Air Action’s biggest flaw
We were able to identify only one major flaw that keeps this feature from being way more useful in its current form. The phone cannot do multiple gestures in a single go. In the cases where it does, it’s not immediately obvious on how to activate it and it’s rather clunky to use.
For example, media apps use swipe up and swipe down Air Actions to increase and decrease the volume. You can adjust the volume in multiple increments by swiping in the appropriate direction and holding it at the end of the gesture. It then picks up that you’re trying to make the adjustment more than once and slowly continues making adjustments on its own.
You can use a single gesture to adjust things like volume multiple times, but it feels inelegant and clunky.
The same story goes for the camera zoom, scrolling in Google Chrome, or any other activities with the capacity for a lot of repetition. The gesture itself moves things by one increment pauses for a moment, and then continues until you let go of the button. If you overshoot, you have to cancel the gesture and do the opposite gesture to right the ship again.
We’d like to see something a little more elegant here. For example, once the Note 10 sees that we’re adjusting the volume, it would be nice to be able to adjust both volume up and down without re-initializing the gesture each time. As it stands, you can adjust things multiple times in a single gesture, but only in one direction and very slowly. It’s still useful, but it could definitely be better.
Of course, we’d like to see the feature work with more apps and do other crazy things, but we probably won’t see anything like that until the Samsung Galaxy Note 11. Aside from its inability to properly deal with highly repetitive actions, we found the Air Actions feature to work smoothly and consistently after a brief learning period.

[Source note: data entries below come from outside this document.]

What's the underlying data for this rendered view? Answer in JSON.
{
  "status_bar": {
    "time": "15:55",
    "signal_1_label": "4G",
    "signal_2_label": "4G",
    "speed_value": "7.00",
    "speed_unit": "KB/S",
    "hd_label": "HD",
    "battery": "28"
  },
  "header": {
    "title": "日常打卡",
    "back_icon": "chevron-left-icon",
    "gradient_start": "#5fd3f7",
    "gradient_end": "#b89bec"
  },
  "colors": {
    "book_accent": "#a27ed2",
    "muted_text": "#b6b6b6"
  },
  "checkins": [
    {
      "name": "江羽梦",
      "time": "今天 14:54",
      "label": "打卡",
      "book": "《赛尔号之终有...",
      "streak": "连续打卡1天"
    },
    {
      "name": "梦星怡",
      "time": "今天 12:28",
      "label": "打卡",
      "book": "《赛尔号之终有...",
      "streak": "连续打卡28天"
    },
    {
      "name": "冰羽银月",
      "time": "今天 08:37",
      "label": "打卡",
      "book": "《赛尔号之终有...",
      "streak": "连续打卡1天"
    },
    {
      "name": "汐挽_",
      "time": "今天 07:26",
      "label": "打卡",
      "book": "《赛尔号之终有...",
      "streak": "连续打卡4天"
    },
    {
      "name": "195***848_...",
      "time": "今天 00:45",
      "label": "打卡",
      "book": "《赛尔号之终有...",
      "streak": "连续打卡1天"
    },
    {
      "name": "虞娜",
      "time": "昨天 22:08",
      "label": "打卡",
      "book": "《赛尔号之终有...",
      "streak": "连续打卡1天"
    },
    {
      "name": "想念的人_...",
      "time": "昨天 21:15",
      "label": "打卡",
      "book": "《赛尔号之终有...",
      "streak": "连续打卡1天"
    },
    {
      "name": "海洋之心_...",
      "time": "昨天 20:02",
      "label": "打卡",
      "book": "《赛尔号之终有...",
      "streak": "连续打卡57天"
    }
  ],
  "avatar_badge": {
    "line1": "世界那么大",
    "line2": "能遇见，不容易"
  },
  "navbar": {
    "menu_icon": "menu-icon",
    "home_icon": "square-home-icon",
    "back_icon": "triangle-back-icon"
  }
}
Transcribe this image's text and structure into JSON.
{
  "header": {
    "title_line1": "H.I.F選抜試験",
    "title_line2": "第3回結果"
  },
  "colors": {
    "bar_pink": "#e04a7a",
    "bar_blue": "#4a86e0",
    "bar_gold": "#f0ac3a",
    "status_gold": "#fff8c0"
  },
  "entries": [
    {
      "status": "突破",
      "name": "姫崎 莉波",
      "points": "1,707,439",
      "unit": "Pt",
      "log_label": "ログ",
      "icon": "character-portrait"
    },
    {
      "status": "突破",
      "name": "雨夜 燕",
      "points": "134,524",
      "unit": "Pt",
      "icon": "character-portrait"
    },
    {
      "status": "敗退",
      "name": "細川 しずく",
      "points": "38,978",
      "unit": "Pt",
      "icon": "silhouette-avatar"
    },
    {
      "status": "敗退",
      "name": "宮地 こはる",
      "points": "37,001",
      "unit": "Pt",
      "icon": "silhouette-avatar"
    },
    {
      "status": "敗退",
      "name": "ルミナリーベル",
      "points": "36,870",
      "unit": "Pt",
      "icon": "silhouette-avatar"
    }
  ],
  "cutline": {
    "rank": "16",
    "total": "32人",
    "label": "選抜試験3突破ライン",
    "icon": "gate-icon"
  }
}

The Air Actions feature feels like the start of some really cool things for the S-Pen. However, this is only the second iteration of the S-Pen remote capabilities so we weren’t expecting anything too crazy this early in the development process. We certainly hope Samsung improves on this feature in the years to come. Tell us what you think in the comments!